Why does Microsoft think Cortana needs to be central to everything in Windows 10? And anyway, what could it possibly do with all that data that Cortana is collecting? After all, it’s not like the company is a big, evil corporation.
3. Microsoft Is a Big Corporation
Capitalism stinks and corporations are evil. Okay, that’s a bit extreme, but there’s no doubt that Microsoft’s intentions aren’t always pure.
Take the Windows 10 telemetry . Never before has a desktop operating system reaped so much information about its users. And to Microsoft, that data is precious. In their eyes, we may well have become the product.
The company has tried lots of other sneaky tricks. What about the Windows Update Delivery Optimization? The technology essentially made your computer a server that could deliver (and receive) updates from other PCs. Microsoft claimed it made updates run faster. Conveniently, it also saved the company millions in server space.
Windows machines have always suffered from bloatware.
PC manufacturers load both their own apps and third-party apps onto the operating system before it hits the stores. Tech-savvy users would be forced to perform a clean install immediately. Less technically-aware people would leave it all installed forever.
Today, Microsoft takes a stricter line with manufacturers ; they are more limited in what they can add. But if you think that means bloatware has vanished, think again.
On Windows 10, it’s now Microsoft who is responsible for all the junk . After every single major upgrade, it’s come under fire for reinstalling previously-deleted Windows Store apps (like Candy Crush ), along with ads-disguised-as-apps for everything from Office 365 to its latest features.
5. Closed Source
Possibly the most significant advantage that Linux has over Windows and macOS is that it’s open source.
For some users, this is an important ethical point. It’s “computing for everyone” at its finest. It’s also important from a security standpoint. If you’re so inclined, it means you can dig down into the code of the operating system to make sure it’s not carrying nasty malware or spying on you.
But closed source is about more than ethics and security. It has a direct knock-on effect on end-users. One only has to look at the bitter war between Google and Microsoft during the launch of Windows 8. It meant users couldn’t effectively use their Google Calendar in the Windows native calendar app.
All operating systems crash occasionally, it’s just one of those things. But for Windows, “occasionally” can mean multiple times per week.

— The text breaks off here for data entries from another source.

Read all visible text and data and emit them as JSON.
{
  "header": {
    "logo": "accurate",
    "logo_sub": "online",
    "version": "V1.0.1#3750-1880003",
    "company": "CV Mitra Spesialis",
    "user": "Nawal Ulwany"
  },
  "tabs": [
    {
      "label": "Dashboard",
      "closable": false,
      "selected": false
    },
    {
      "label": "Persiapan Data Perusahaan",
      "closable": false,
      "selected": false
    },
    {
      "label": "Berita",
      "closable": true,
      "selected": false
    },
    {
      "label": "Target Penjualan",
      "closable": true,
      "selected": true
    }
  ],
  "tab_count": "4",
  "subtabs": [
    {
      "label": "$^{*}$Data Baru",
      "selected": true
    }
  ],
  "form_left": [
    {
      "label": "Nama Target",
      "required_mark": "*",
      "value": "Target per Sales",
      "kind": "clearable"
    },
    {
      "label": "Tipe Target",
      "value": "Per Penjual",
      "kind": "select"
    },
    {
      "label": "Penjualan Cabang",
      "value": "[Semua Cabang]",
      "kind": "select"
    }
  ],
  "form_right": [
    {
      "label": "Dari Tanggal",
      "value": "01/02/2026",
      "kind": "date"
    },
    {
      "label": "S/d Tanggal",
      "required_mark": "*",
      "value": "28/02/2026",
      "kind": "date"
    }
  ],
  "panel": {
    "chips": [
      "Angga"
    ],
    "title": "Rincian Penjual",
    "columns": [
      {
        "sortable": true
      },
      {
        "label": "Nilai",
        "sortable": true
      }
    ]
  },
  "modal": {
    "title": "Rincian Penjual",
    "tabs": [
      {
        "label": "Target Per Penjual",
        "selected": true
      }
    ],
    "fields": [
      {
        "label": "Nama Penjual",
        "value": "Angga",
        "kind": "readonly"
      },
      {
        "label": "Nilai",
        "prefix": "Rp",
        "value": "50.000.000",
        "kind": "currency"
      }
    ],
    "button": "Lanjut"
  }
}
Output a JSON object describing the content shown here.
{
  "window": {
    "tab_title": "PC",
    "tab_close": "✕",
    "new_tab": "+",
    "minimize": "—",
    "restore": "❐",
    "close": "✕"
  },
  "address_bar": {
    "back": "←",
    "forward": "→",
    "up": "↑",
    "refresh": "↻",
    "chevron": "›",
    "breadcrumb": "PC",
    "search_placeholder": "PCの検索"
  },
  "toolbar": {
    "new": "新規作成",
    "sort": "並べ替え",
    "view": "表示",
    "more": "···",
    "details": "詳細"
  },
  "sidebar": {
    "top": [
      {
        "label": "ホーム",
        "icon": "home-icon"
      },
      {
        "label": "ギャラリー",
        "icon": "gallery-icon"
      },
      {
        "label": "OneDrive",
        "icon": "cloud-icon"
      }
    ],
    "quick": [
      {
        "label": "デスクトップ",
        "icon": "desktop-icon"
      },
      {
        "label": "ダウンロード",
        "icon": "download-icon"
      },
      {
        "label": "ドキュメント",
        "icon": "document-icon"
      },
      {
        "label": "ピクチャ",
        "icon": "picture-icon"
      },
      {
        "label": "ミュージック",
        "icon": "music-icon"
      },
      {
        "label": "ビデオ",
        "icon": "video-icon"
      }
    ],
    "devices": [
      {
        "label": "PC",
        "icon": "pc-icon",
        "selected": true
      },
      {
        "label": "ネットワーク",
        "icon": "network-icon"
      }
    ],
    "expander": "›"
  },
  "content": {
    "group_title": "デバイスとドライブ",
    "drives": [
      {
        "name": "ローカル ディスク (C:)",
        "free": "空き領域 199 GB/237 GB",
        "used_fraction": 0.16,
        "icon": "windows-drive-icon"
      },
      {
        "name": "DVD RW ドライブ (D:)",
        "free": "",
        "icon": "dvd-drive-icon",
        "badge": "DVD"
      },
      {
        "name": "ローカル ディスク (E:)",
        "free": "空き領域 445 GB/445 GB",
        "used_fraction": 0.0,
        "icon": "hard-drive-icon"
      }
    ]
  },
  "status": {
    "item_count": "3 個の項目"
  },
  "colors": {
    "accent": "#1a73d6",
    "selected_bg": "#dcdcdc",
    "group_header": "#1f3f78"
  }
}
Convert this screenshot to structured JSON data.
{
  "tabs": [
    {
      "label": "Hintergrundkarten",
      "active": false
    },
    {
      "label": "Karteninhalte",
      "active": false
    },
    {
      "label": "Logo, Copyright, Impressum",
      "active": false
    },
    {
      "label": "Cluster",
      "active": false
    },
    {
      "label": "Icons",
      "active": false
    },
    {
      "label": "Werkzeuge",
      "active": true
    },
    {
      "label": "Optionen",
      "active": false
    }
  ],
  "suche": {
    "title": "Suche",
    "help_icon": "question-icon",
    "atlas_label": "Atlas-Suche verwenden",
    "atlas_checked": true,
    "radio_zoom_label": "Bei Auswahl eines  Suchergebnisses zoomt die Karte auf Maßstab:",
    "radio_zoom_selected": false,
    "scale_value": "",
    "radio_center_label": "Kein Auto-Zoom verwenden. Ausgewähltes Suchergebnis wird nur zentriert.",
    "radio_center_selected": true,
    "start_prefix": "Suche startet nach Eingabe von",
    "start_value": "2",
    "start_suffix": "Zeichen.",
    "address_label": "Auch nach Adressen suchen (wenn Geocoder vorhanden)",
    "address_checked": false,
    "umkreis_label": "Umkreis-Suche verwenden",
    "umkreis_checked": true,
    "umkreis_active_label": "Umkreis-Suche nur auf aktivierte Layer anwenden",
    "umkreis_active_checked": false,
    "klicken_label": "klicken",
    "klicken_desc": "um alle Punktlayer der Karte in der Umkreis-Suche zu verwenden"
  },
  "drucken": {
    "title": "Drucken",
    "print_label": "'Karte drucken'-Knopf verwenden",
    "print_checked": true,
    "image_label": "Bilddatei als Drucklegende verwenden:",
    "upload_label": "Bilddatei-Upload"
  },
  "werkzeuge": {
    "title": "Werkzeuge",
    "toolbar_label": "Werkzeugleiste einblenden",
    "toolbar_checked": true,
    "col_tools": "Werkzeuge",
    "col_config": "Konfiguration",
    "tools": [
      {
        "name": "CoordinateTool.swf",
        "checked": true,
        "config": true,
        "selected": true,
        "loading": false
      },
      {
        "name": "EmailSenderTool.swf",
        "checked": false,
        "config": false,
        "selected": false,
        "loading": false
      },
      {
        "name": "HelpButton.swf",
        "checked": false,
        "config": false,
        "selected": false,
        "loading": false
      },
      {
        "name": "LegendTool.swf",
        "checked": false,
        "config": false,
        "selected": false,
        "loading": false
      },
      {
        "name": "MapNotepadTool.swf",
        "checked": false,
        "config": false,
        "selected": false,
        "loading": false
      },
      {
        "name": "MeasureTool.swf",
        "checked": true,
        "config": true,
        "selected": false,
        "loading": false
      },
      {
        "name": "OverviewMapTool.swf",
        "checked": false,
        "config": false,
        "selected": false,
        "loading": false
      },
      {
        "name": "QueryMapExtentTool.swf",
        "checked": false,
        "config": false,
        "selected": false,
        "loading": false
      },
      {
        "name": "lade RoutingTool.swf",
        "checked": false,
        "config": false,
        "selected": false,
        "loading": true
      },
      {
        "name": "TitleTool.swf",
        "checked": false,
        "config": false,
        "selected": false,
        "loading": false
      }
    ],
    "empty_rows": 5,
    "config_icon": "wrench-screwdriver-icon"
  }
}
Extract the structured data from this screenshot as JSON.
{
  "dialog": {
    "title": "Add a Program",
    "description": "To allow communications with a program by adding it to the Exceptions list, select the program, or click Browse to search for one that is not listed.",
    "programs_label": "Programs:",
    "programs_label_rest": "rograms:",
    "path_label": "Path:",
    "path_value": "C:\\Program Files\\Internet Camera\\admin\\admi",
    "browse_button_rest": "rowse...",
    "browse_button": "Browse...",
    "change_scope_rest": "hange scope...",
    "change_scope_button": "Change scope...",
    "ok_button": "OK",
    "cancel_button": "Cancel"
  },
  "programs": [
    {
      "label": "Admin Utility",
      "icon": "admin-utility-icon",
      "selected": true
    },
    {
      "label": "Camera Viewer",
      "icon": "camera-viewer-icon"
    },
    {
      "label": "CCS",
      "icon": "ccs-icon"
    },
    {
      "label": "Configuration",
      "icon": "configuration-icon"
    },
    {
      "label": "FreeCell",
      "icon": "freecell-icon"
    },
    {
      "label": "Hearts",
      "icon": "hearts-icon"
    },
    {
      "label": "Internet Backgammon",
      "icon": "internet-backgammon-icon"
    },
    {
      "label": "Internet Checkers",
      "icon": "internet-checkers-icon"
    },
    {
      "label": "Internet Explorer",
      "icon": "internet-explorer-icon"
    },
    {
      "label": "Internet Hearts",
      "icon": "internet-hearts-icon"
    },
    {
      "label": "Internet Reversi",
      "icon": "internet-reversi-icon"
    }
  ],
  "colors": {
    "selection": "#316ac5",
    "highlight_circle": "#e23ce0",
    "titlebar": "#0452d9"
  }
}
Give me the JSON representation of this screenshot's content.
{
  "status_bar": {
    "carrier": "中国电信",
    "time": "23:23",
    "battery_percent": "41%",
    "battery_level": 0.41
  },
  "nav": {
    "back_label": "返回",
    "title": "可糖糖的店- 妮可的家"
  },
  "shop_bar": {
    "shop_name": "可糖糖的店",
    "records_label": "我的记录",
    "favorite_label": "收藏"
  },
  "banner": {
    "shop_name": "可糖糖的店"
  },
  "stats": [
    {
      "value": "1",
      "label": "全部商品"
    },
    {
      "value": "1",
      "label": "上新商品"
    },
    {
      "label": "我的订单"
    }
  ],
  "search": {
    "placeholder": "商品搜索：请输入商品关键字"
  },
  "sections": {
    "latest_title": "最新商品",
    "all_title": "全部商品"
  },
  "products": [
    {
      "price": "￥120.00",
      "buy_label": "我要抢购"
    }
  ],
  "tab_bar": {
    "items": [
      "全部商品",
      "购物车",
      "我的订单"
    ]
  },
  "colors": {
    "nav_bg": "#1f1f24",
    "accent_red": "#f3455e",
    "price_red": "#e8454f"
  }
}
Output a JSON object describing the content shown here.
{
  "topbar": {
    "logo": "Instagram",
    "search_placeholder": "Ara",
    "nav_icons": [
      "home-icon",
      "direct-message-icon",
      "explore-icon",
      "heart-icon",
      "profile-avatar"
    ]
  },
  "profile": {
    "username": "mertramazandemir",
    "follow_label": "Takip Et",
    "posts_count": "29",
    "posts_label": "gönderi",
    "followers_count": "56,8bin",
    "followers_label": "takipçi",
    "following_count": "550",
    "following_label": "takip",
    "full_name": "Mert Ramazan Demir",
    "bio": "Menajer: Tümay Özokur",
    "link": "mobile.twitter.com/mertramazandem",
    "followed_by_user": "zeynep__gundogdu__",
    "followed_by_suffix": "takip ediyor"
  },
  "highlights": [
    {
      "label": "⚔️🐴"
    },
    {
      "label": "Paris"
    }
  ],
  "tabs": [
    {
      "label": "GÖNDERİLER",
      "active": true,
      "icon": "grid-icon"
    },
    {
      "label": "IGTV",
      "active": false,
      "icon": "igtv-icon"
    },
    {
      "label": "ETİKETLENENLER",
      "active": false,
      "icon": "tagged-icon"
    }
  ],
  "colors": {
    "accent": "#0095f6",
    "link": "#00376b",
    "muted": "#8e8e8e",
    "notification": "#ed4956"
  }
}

But here’s the rub. Often the crashes are caused by a problem Windows has created for itself, without any user input. The update issue we mentioned earlier is a great example.
I speak from experience when I say a clean install of Windows that’s correctly maintained will hardly ever crash. However, most users aren’t in the same boat. Many have upgraded from Windows 7. The upgrade has left far too many “loose ends” in the code, and the platform can’t handle it. Cue the inevitable blue screen of death.
7. Boot Times
A Chromebook boots to the Chrome browser in under 10 seconds. Macs are in a ready-to-use state in about 15 to 30 seconds. Windows takes a lifetime.
Even if you meticulously manage your startup list , the boot still takes an eternity. And if you try and launch an app or open a document before it’s “settled down”? Congratulations, you just added at least another two minutes to its total startup time.
On a couple of occasions in the last few years, Microsoft has offered grandiose promises about improved system boot times. It’s yet to deliver on any of them.
Why Does Windows Suck?
Windows is such a disaster because the update system is ridiculous, Cortana is annoying, Microsoft is evil, it’s overrun with bloatware, it’s closed source, it crashes all the time, and it’s slower than a Trabant 601. We all agree on that.
But why else does Windows suck? Which of the other 7,195,054 Windows problems deserved to make this list? Or do you disagree with everything? We can’t wait to hear from you!
Affiliate Disclosure: By buying the products we recommend, you help keep the site alive. Read more.